PET-CT using FDG-labeled leucocytes may help in detecting infection in patients with acute pancreatitis

PET-CT using FDG-labeled leucocytes may help in detecting infection in patients with acute pancreatitis

A new study diagnosing infection in patients with pancreatic fluid collections may swiftly and accurately rule out active infection in the body. [More]
New guideline recommends genetic testing of tumors for colorectal cancer patients

New guideline recommends genetic testing of tumors for colorectal cancer patients

Of the 143,000 patients diagnosed with colorectal cancer annually in the U.S., up to 25 percent have a familial risk of colorectal cancer. A new guideline from the U.S. Multi-Society Task Force on Colorectal Cancer recommends genetic testing of tumors for all newly diagnosed colorectal cancer patients. [More]
Experts explain pros and cons of over-the-counter enzymes

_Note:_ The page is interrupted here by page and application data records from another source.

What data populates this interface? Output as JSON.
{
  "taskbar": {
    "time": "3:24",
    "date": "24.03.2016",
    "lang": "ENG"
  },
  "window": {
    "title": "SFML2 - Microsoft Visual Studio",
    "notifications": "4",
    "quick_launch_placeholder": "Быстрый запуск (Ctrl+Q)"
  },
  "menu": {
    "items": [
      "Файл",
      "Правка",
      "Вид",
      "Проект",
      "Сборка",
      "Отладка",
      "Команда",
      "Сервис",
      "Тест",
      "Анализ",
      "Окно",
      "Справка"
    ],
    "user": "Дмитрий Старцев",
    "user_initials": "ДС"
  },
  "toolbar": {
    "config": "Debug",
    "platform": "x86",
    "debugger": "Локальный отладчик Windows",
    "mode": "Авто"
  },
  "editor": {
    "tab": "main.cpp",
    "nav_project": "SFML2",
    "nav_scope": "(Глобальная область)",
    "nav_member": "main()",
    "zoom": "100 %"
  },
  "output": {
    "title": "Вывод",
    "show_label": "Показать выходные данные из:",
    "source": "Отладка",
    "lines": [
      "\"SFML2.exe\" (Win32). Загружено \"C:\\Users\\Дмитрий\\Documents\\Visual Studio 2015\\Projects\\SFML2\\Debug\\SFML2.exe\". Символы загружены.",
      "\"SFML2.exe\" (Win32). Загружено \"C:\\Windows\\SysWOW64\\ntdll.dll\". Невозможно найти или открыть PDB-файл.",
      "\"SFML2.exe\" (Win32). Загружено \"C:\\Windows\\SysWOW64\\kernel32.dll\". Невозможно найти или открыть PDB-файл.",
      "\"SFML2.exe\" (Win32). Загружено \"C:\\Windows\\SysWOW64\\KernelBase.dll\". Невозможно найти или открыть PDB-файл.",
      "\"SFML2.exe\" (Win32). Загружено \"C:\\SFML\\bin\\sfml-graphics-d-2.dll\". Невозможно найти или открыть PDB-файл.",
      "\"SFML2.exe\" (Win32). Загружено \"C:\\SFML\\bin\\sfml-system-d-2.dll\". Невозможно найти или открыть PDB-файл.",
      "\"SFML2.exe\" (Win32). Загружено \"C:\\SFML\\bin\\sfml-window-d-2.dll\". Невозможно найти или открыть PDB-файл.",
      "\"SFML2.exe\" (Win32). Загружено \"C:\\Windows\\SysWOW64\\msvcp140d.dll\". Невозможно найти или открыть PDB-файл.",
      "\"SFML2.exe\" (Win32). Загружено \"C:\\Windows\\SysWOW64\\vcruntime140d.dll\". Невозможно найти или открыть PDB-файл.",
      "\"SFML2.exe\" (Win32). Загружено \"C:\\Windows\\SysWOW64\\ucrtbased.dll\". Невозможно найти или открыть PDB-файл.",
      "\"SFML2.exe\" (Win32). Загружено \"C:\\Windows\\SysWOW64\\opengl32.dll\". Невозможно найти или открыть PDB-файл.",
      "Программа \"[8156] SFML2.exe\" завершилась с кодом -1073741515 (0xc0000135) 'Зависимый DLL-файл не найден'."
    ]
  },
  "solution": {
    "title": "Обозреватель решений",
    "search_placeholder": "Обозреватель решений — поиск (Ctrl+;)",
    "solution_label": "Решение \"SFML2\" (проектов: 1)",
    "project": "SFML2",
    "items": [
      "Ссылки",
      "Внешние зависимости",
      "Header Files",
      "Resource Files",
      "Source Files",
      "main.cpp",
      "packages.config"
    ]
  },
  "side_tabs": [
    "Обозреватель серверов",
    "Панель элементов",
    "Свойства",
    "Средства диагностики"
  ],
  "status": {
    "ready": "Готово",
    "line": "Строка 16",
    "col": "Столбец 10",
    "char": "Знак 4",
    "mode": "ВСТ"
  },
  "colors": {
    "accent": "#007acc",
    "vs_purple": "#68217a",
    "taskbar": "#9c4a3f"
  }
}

Experts explain pros and cons of over-the-counter enzymes

Enzyme supplements available without a prescription are becoming increasingly popular, but should everyone add them to their shopping list? Brent Bauer, M.D., director of the Mayo Clinic Complementary and Integrative Medicine Program, is co-author of a new paper in the medical journal Mayo Clinic Proceedings on the pros and cons of over-the-counter enzymes. [More]
Drug used for treating rheumatoid arthritis can improve health of kidney transplant recipients

Drug used for treating rheumatoid arthritis can improve health of kidney transplant recipients

UC San Francisco is the lead institution on a new seven-year, $17 million multicenter study funded by the National Institutes of Health to determine if certain immune system cells and/or a drug now used for treating rheumatoid arthritis can be effective in improving and maintaining the long-term health of kidney transplant recipients. [More]
Researchers find promising technique for type 1 diabetics to restore insulin producing cells

Researchers find promising technique for type 1 diabetics to restore insulin producing cells

A new study by researchers at Sanford-Burnham Medical Research Institute (Sanford-Burnham) has found that a peptide called caerulein can convert existing cells in the pancreas into those cells destroyed in type 1 diabetes-insulin-producing beta cells. [More]
Researchers find molecule that irreversibly interferes with activity of mutated cancer gene

Researchers find molecule that irreversibly interferes with activity of mutated cancer gene

UT Southwestern Medical Center cancer researchers have found a molecule that selectively and irreversibly interferes with the activity of a mutated cancer gene common in 30 percent of tumors. [More]
Cancer researchers find molecule that irreversibly interferes with KRAS gene

Cancer researchers find molecule that irreversibly interferes with KRAS gene

UT Southwestern Medical Center cancer researchers have found a molecule that selectively and irreversibly interferes with the activity of a mutated cancer gene common in 30 percent of tumors. [More]